Types of Clauses in English Grammar

Types of Clauses in English Grammar

What is a clause?
A clause is a part of a sentence.

A clause is a group of words that has subject and predicate. Every complete sentence is made up of at least one or more clause(s). Following are clause examples:-

John bought a new car. (One sentence, one clause)
John bought a new car, but he is using his old car. (One sentence, two clauses)

Types of Clauses.

Every clause has at least a subject and a verb. Clauses have some characteristics that help to distinguish one type of clause from another. Clauses are of following types:-

  1. Independent Clauses (Main Clause)
  2. Dependent Clauses (Subordinate Clause)
  3. Relative Clauses (Adjective Clause)
  4. Noun Clauses


What is independent clause, independent clause examples

An independent (or main clause) is a complete sentence. It contains a subject and verb and expresses a complete thought in context and meaning. It expresses a complete thought.

Independent clause structure: Subject + Verb = Complete Thought.

For example: She walked. (This sentence contains only two words but it is still complete because it has subject and predicate)

Main clauses can be joined by a coordinating conjunction to form complex or compound sentences.


For example: He bought new car but he is still using old one. “but” is used to combine two independent clauses.


what is dependent clauses, dependent clauses examples

A dependent clause (or subordinate clause) is part of a sentence; it contains a subject and verb but does not convey complete sense. They can make sense on their own, but, they are dependent on the rest of the sentence for context and meaning. A dependent clause is joined to an independent clause to form a complex sentence. It often starts with a subordinating conjunction.

beforeeven ifeven thoughif
onceprovided thatrather thanso that

Dependent clause structure: Subordinate Conjunction + Subject + Verb = Incomplete Thought.

Examples: Whenever I go to superstore, I buy chips.

what is relative clause, relative clause examples

A relative clause starts with the relative pronoun at the start of the clause like who, which, whose etc. To make distinction between an antecedent that is a human “who(m)” and an antecedent which is a non-human “which”. Following will make it clear further.

Who(m) is used when the antecedent is a person.
That is used to refer to either a person or thing.
Which is used to refer to anything except a person.

(It is noteworthy that whom is not used much in spoken English.)

Relative Clauses Examples 

  • I met my friends yesterday. The friend, who had curly hair, was very intelligent.
  • The race was the one that I lost.


Restrictive relative clauses are sometimes called defining relative clauses, or identifying relative clauses. Similarly, non-restrictive relative clauses are called non-defining or non-identifying relative clauses and is preceded by a pause in speech or a comma in writing.

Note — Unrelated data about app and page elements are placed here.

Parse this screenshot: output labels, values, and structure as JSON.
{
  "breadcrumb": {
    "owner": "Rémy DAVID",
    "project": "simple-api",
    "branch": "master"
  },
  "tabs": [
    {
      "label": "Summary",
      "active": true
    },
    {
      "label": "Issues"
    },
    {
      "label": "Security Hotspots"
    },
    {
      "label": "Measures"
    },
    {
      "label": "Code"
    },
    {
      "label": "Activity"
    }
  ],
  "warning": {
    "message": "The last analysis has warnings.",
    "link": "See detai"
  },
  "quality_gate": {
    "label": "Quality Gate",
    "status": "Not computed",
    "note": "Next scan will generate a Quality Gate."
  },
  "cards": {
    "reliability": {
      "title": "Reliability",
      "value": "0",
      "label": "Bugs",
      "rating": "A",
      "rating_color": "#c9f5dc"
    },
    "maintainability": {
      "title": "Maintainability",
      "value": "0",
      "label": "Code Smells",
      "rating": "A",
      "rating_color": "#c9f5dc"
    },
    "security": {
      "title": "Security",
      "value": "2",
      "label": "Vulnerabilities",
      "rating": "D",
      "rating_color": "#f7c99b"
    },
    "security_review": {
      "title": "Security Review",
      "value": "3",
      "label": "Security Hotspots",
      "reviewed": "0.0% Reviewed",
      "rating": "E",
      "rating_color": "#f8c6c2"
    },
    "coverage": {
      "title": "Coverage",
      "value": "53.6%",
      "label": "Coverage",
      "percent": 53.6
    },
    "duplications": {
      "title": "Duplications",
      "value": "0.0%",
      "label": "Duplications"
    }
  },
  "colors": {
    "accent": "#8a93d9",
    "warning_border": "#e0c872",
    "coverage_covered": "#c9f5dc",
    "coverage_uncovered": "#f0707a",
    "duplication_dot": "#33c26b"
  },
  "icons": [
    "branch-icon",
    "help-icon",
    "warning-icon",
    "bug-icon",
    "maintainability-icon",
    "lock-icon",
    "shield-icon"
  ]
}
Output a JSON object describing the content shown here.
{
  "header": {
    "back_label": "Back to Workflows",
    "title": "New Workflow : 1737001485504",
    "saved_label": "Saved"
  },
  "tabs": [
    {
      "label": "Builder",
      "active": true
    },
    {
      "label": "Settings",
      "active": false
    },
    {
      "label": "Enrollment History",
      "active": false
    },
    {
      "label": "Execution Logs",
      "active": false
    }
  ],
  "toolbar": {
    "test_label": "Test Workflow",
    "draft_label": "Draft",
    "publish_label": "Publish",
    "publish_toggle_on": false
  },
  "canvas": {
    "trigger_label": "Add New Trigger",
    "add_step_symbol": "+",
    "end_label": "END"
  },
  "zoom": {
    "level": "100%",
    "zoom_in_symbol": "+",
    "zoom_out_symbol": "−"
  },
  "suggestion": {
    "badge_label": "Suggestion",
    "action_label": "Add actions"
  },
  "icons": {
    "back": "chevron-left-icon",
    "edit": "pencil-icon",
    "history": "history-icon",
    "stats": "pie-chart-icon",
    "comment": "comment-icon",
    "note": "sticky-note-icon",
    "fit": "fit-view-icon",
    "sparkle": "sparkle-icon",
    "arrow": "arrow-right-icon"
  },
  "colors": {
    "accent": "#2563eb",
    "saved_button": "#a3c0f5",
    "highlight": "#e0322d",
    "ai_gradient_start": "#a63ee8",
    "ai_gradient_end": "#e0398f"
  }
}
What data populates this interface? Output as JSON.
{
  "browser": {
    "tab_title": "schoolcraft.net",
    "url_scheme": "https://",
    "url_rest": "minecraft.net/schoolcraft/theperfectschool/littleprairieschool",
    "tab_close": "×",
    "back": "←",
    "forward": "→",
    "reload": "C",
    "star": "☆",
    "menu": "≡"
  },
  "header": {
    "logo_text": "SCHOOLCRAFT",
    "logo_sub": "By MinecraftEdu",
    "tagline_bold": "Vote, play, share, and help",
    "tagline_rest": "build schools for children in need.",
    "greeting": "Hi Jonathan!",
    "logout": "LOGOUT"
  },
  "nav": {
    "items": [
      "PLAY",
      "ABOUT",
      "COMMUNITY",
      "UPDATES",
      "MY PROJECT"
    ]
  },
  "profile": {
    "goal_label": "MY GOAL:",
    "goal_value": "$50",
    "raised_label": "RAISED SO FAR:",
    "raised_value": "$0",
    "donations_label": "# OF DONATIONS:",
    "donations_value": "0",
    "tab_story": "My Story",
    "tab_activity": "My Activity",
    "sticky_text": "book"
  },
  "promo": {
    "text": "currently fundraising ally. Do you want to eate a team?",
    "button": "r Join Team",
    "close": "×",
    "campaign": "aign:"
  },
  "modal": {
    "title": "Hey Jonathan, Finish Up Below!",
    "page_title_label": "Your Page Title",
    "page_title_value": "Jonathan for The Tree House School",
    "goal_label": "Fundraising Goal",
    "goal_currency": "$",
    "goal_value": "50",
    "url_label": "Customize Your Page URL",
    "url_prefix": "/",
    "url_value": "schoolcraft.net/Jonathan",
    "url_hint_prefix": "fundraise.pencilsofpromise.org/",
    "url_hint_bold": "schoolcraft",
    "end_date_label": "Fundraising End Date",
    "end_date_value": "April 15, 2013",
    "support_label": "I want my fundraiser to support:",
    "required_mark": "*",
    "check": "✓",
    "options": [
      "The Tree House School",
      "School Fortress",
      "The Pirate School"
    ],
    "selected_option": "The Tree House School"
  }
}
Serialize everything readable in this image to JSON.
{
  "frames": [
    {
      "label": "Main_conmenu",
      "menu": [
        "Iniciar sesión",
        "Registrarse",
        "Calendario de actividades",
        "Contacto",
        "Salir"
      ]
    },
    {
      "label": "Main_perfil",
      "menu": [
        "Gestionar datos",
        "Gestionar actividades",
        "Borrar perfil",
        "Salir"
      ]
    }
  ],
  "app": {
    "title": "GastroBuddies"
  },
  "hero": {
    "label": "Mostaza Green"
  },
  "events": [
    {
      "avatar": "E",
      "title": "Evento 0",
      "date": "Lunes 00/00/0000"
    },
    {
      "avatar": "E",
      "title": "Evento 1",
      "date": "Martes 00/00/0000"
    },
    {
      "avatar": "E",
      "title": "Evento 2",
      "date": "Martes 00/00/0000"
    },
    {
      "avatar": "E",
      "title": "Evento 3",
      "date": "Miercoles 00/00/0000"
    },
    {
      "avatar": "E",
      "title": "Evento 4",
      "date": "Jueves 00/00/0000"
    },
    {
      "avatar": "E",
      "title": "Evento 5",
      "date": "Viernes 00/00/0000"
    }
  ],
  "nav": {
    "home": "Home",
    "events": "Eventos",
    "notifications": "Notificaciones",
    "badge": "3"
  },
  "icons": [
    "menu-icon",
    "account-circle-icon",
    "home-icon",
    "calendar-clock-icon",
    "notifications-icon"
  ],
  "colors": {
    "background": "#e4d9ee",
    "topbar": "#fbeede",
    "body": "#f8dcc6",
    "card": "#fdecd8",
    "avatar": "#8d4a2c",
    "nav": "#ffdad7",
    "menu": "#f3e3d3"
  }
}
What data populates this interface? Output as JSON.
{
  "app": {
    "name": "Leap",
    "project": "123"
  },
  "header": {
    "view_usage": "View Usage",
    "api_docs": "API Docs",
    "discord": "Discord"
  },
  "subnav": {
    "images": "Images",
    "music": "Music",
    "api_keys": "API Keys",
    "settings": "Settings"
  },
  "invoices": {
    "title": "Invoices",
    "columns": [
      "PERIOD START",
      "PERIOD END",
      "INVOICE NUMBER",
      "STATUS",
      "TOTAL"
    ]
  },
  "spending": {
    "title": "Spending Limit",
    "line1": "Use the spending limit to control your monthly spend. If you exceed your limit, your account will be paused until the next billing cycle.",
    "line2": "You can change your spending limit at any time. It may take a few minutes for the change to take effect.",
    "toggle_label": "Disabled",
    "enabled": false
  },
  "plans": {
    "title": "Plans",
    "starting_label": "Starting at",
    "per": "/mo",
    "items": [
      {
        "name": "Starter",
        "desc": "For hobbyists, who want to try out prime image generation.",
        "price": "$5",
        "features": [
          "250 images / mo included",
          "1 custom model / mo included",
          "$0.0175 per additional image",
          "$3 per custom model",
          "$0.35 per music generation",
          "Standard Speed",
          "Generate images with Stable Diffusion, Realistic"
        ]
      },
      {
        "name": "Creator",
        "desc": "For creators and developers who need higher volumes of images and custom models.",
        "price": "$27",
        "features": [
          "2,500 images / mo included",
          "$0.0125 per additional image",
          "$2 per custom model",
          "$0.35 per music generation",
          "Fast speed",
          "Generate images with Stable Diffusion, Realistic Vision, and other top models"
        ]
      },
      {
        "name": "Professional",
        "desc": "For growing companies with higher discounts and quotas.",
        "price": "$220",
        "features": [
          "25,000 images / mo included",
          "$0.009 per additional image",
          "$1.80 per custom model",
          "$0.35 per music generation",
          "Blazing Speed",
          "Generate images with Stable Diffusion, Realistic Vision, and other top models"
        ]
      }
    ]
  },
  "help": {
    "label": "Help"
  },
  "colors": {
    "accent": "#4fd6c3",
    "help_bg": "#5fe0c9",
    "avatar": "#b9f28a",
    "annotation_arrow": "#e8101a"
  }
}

Restrictive Clause Example:

The programmer who develops web applications will make a large profit.

Non-Restrictive Clause Example:

The programmer, who develops web applications, will make a large profit.

After prepositionwhomwhichwhomwhich
Possessivewhoseof whomwhoseof whichwhoseof whomwhoseof which


Noun clauses examples

Noun Clauses: It is a dependent clause that works as noun. Noun clauses can act as subject, direct or indirect objects or predicate nominatives. Some examples are as under:-

  • Tell me who left his book on the table. (direct object)
  • I shall tell whoever will listen my interesting story. (indirect object)
  • Whoever is the last one to leave turns off the lights. (subject)
  • The boy with the curled hair is who I want on my team. (predicate nominative)

Noun clauses often begin with pronouns or other words. That particular word usually has a grammatical function in the sentence.

  1. Relative pronouns: that, what, who, which, whom, whose
  2. Indefinite relative pronouns: whoever, whomever, whatever, whichever, whether, if
  3. Interrogative adjective: what
  4. Interrogative adverb: how
  5. Interrogative pronoun: who
  6. Subordinating conjunctions: whenever, how, when, if, where, whether, why